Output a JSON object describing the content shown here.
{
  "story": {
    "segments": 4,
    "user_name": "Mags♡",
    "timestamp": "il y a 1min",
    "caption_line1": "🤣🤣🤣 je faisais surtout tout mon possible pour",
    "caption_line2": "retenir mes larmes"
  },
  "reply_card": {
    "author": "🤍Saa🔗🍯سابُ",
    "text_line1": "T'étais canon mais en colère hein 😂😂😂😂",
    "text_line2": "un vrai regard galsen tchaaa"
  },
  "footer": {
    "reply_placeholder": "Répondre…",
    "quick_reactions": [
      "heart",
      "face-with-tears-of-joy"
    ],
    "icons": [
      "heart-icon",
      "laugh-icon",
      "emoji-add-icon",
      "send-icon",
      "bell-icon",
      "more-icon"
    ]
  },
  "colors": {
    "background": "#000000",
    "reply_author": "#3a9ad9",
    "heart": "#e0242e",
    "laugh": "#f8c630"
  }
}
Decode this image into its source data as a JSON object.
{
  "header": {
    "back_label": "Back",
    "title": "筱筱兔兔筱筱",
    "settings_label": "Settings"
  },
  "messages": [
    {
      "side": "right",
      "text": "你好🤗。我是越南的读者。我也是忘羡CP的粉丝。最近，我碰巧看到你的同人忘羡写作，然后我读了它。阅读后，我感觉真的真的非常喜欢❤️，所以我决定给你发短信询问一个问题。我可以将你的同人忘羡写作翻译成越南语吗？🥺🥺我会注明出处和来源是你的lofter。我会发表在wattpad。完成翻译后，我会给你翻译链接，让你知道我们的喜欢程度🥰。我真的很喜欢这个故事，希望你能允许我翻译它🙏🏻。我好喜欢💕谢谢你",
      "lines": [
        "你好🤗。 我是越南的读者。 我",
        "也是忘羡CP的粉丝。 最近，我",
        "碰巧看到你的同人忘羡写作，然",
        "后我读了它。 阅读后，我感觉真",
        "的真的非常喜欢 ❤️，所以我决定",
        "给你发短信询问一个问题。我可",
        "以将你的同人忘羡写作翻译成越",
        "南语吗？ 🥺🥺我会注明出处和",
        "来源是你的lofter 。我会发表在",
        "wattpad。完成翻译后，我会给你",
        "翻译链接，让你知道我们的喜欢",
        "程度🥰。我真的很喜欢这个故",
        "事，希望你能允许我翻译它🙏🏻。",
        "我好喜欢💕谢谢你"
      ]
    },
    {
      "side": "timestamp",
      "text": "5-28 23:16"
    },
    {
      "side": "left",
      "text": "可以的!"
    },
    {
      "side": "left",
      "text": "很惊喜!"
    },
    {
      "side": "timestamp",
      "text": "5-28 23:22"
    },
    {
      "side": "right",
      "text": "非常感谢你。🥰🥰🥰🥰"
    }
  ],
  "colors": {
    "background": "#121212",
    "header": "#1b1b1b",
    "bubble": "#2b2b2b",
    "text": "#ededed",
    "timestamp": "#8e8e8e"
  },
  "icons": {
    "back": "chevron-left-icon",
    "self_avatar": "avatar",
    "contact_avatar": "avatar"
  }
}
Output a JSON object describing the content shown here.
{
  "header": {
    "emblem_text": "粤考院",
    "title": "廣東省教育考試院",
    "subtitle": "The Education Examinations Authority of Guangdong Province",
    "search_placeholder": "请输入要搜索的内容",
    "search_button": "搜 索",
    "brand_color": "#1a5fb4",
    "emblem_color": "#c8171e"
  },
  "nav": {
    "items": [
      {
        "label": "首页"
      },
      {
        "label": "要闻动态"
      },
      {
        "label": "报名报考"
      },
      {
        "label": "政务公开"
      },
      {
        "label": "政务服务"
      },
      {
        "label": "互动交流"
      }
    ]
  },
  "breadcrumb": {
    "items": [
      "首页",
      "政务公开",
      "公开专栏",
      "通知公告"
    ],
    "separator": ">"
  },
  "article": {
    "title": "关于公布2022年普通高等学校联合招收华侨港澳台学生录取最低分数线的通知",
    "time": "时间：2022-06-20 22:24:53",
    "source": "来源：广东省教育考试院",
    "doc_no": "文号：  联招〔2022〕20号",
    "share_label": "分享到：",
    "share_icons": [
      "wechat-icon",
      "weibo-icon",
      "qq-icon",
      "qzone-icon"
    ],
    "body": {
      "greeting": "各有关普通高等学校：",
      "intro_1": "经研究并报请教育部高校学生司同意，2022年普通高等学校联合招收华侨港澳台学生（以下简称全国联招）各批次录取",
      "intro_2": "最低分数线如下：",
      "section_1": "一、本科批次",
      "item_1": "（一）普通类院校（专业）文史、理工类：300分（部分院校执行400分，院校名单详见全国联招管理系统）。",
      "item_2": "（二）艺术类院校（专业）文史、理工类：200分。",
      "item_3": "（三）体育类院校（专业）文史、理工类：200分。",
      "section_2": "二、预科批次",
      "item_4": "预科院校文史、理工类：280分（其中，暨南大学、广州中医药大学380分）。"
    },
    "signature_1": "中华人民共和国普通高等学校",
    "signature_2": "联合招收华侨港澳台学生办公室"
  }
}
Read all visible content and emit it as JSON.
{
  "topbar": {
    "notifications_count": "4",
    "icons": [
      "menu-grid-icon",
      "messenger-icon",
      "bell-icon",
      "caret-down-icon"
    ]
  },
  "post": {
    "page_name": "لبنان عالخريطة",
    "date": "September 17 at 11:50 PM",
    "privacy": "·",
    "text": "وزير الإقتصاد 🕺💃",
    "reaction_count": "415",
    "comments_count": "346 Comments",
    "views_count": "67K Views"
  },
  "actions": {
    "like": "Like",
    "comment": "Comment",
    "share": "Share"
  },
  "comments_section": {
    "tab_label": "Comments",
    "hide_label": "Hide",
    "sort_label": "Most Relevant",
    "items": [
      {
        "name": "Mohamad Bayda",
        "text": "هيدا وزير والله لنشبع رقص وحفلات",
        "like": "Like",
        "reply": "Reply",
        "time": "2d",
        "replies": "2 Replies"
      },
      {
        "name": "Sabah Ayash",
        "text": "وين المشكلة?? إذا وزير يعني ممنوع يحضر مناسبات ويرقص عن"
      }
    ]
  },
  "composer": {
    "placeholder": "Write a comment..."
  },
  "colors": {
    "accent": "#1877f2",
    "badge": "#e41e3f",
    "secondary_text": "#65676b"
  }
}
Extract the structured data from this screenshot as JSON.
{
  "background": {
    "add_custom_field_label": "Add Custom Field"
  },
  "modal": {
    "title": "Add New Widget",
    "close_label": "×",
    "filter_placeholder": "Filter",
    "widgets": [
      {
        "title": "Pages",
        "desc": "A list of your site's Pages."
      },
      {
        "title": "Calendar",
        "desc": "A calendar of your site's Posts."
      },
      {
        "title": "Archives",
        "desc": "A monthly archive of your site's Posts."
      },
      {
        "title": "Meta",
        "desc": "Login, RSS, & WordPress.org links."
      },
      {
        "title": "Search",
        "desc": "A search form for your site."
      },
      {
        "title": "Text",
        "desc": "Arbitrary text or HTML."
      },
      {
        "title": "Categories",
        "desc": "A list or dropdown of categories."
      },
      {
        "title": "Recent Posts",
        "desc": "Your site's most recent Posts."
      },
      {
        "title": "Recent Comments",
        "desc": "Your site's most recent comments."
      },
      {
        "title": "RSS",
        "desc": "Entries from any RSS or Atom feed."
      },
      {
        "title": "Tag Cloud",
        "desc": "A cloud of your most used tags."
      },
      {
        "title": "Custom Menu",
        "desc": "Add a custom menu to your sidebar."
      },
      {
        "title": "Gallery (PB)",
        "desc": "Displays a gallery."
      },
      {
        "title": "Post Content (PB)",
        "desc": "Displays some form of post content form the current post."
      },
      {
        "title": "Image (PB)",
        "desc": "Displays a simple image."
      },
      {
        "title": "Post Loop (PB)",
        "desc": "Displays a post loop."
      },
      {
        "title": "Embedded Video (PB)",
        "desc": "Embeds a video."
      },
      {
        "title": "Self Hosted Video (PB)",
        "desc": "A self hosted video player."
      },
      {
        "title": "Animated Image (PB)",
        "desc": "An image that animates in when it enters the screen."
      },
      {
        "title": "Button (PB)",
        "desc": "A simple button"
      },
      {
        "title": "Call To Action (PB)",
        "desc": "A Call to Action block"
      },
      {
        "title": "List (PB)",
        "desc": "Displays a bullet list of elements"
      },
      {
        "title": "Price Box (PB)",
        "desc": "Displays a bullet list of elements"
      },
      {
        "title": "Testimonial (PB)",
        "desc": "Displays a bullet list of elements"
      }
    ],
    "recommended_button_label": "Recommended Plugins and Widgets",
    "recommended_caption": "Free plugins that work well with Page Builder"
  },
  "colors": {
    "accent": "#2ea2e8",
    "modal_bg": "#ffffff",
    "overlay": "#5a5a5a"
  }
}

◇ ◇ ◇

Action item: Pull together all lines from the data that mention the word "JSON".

Task response:
Output a JSON object describing the content shown here.
Decode this image into its source data as a JSON object.
Output a JSON object describing the content shown here.
Read all visible content and emit it as JSON.
Extract the structured data from this screenshot as JSON.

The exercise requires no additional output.